Johann Sebastian Bach: Partita # 4
Ludwig van Beethoven: Sonata # 28
Franz Schubert: Sonata D 959
Murray Perahia (piano)
Attending well over 100 concerts a year makes one rather weary and wary, but does heighten one’s appreciation for the truly exceptional performance. Last evening at Carnegie Hall, the superb intellectual pianist Murray Perahia demonstrated the power of sheer beauty, a quality often ignored in modern deconstructed performance. Perahia, along with Maurizio Pollini, is the foremost advocate for the original composer, his adventurous forays into their masterworks always revelatory of the sublimity of structure and architectural symmetry. For this particular recital, the cerebral and the sensual formed a perfect union.
I have written before about Mr. Perahia’s unabashed modernism when dealing with the works of J.S. Bach. No puny fortepiano sound for this artist; rather a rich and full-bodied power extremely proud of its own ability to move and shake its listener. The secret to this type of zaftig Bach playing is to keep the individual notes pristine, emphasizing, even during the sybaritic, the purity of each tone. This requires a muscularity of touch rare since the advent of Romanticism. For Perahia there is no Busonian overlay. In his universe, one can directly scale the heights of both emotion and religiosity; in fact, they are one and the same. Even if one only cared about touch and technique, this would have been a stunning performance; the additional wonderment of rethinking the entire Baroque aesthetic made it extraordinary.

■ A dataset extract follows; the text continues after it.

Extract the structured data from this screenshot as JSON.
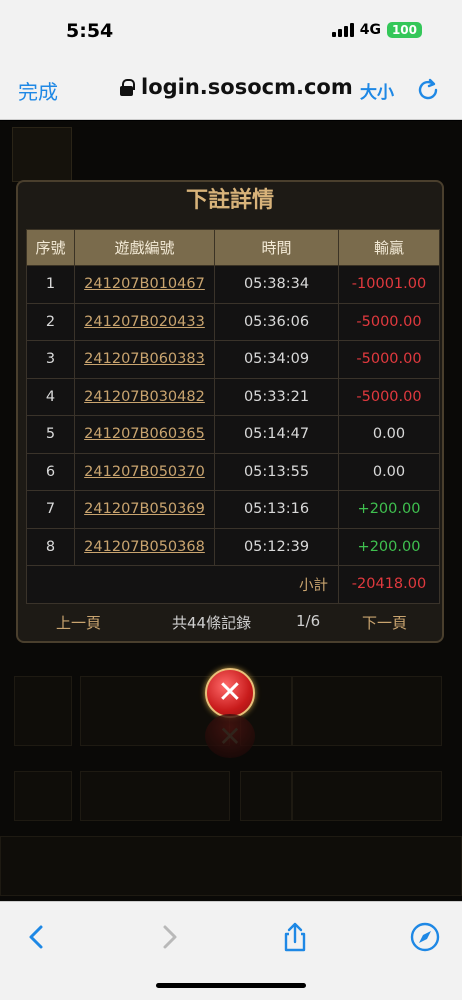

Moving on from the beauty of pure logic to that of cosmology, Perahia seized upon the first in that final series of Beethoven sonatas that deals with the infinite. Here the narrative power was paramount, the greatest story ever told. More of a standard thoughtful performance, ala Rudolf Serkin, this traversal of the ultimate question was steady and penetrating, this particular poet of the keyboard employing the most subtle of tempo changes as interrogatory marks. To even discuss his amazing accuracy is superfluous, but it should be pointed out that when Murray Perahia approaches a note, it is a virtual certainty that it will be struck in the very center of its key.
Saving the best for last, Perahia launched into a gorgeous rendition of that most tuneful of Schubert sonatas, the D959 (longtime American TV watchers will recognize the theme of the finale as that of the eighties sitcom Wings). This was music making that boldly emphasized the intrinsic melodiousness of that most inventive of tunesmiths, each section carried away on the winds of song. It occurred to me on the ride home that this much concentrated beauty was indeed a rare event in the concert hall and, upon reflection, what’s the point otherwise?
Frederick L. Kirshnit